I very simply presented my credentials and capabilities in case someone needs some English instruction on knows of someone who needs wants English instruction.
I never said I was superior or expressed any superiority, except I have said that I am good at what I do and have been top rated by both my students and employers for more than 20 years.
Then, I have basically been attacked by numerous people here, claiming that I don't speak English well-enough (rubbish), that Polish people won't hire me (many satisfied Polish students disagree), that I should teach Russian (huh?)...then, people start volleying back and forth over their own or someone else's expressions or grammar....such silly things...like a bunch of children.
Of course, not everyone has been this way, and I do appreciate the earnest and respectful perspectives and insights.
Lyzko...this reference to this German speaker has no connection...he was factually wrong and otherwise sounds like an idiot.
I'm not sure why you bring it up or what point you are making. Surely, there are plenty of bad teachers and egomaniacal idiots in this world.
Does make me wonder, though, what universal proverbs he was identifying for the audience. Anyway, I'm not a lecturer on linguistics or language instruction. I'm a language teacher. I know how to help people learn...to make the experience as fun, interactive and effective as possible...and ultimately, learn as much as possible in as little time as possible.
Englishman -- speaking with or without an accent is irrelevant to being a good and effective English speaker or English teacher. Such comments are elitist and off the mark.
Any Polish student speaking English will have an accept, and that's quite OK.
To begin with, there are so many accents among English speakers themselves, that it's not as if speaking English is itself monolithic...take some rednecks from Alabama and put them in a room with some hicks from Maine and some spoiled housewives from Long Island and you'd have quite a cocktail of accents...but ultimately, they'd all be able to communicate (despite the fact that they probably wouldn't agree on much).
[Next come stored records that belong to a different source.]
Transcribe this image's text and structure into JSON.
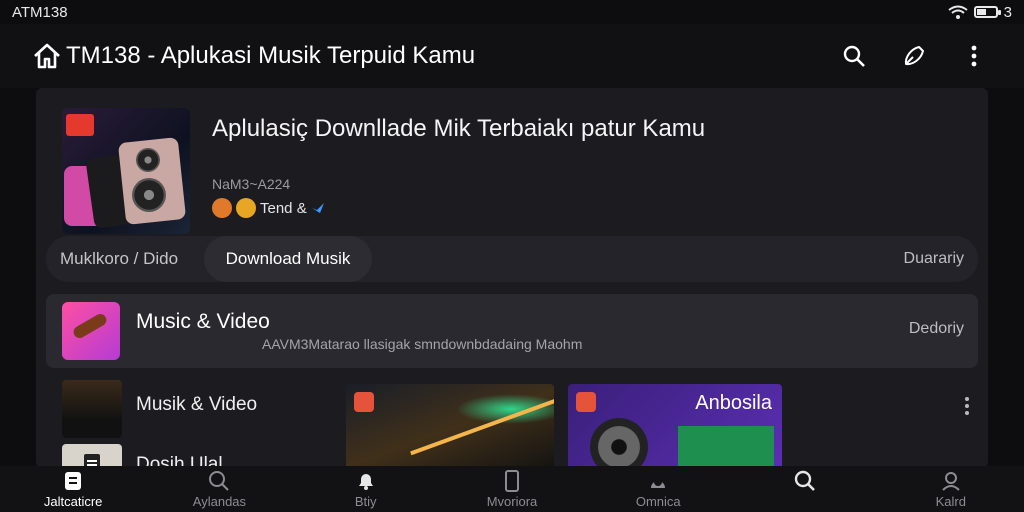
{
  "status_bar": {
    "carrier": "ATM138",
    "time": "3"
  },
  "app_bar": {
    "title": "TM138 - Aplukasi Musik Terpuid Kamu"
  },
  "featured": {
    "title": "Aplulasiç Downllade Mik Terbaiakı patur Kamu",
    "subtitle": "NaM3~A224",
    "meta": "Tend &",
    "image_label": "featured-album-art"
  },
  "tabs": [
    {
      "label": "Muklkoro / Dido"
    },
    {
      "label": "Download Musik"
    },
    {
      "label": "Duarariy"
    }
  ],
  "category_row": {
    "title": "Music & Video",
    "subtitle": "AAVM3Matarao llasigak smndownbdadaing Maohm",
    "action": "Dedoriy"
  },
  "list": [
    {
      "title": "Musik & Video"
    },
    {
      "title": "Dosih Ulal"
    }
  ],
  "cards": [
    {
      "label": ""
    },
    {
      "label": "Anbosila"
    }
  ],
  "bottom_nav": [
    {
      "label": "Jaltcaticre",
      "icon": "home-icon",
      "active": true
    },
    {
      "label": "Aylandas",
      "icon": "search-icon"
    },
    {
      "label": "Btiy",
      "icon": "bell-icon"
    },
    {
      "label": "Mvoriora",
      "icon": "phone-icon"
    },
    {
      "label": "Omnica",
      "icon": "music-icon"
    },
    {
      "label": "",
      "icon": "search-icon"
    },
    {
      "label": "Kalrd",
      "icon": "user-icon"
    }
  ],
  "colors": {
    "accent": "#e5392d",
    "background": "#0d0d0f",
    "surface": "#1c1b20"
  }
}
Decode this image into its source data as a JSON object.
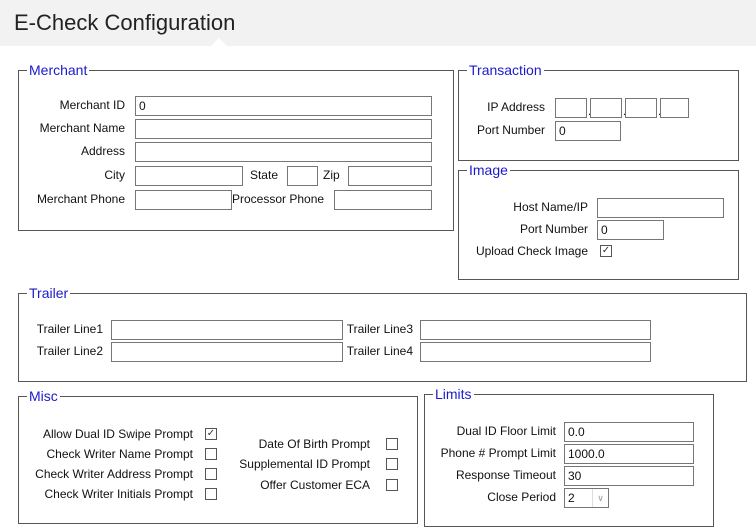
{
  "page": {
    "title": "E-Check Configuration"
  },
  "merchant": {
    "legend": "Merchant",
    "merchant_id_label": "Merchant ID",
    "merchant_id_value": "0",
    "merchant_name_label": "Merchant Name",
    "merchant_name_value": "",
    "address_label": "Address",
    "address_value": "",
    "city_label": "City",
    "city_value": "",
    "state_label": "State",
    "state_value": "",
    "zip_label": "Zip",
    "zip_value": "",
    "merchant_phone_label": "Merchant Phone",
    "merchant_phone_value": "",
    "processor_phone_label": "Processor Phone",
    "processor_phone_value": ""
  },
  "transaction": {
    "legend": "Transaction",
    "ip_address_label": "IP Address",
    "ip_octets": [
      "",
      "",
      "",
      ""
    ],
    "port_number_label": "Port Number",
    "port_number_value": "0"
  },
  "image": {
    "legend": "Image",
    "host_label": "Host Name/IP",
    "host_value": "",
    "port_number_label": "Port Number",
    "port_number_value": "0",
    "upload_label": "Upload Check Image",
    "upload_checked": true
  },
  "trailer": {
    "legend": "Trailer",
    "line1_label": "Trailer Line1",
    "line1_value": "",
    "line2_label": "Trailer Line2",
    "line2_value": "",
    "line3_label": "Trailer Line3",
    "line3_value": "",
    "line4_label": "Trailer Line4",
    "line4_value": ""
  },
  "misc": {
    "legend": "Misc",
    "allow_dual_id_label": "Allow Dual ID Swipe Prompt",
    "allow_dual_id_checked": true,
    "writer_name_label": "Check Writer Name Prompt",
    "writer_name_checked": false,
    "writer_address_label": "Check Writer Address Prompt",
    "writer_address_checked": false,
    "writer_initials_label": "Check Writer Initials Prompt",
    "writer_initials_checked": false,
    "dob_label": "Date Of Birth Prompt",
    "dob_checked": false,
    "supp_id_label": "Supplemental ID Prompt",
    "supp_id_checked": false,
    "offer_eca_label": "Offer Customer ECA",
    "offer_eca_checked": false
  },
  "limits": {
    "legend": "Limits",
    "dual_floor_label": "Dual ID Floor Limit",
    "dual_floor_value": "0.0",
    "phone_limit_label": "Phone # Prompt Limit",
    "phone_limit_value": "1000.0",
    "response_timeout_label": "Response Timeout",
    "response_timeout_value": "30",
    "close_period_label": "Close Period",
    "close_period_value": "2"
  },
  "colors": {
    "legend": "#1a1acc",
    "border": "#555555",
    "title_bar": "#f2f2f2"
  }
}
Then there are a few unlikely local phrases, such British people saying "brilliant" over something that's neither brilliant nor particularly exciting....but it's a common expression...to "boot" and "bonnet" which mean very different things in the UK and America. But these differences are quite limited and quite irrelevant to effective communications.
Some of the most successful business people I know operate in English with a strong foreign accent.
And there are those who say a foreign accent in English is downright romantic -- hats off to the French on that one..although I am often told a Ukrainian accent in English sounds very pleasing -- but the point is that an accent has nothing to do with being an effective communicator (I could make a case it could make someone a better communicator because people pay more attention)...but there are good English teachers from native speaking counties like the UK, US, and Australia, and good English teachers from foreign countries around the world...the difference in teaching skills and teaching ability is not related someone's native language.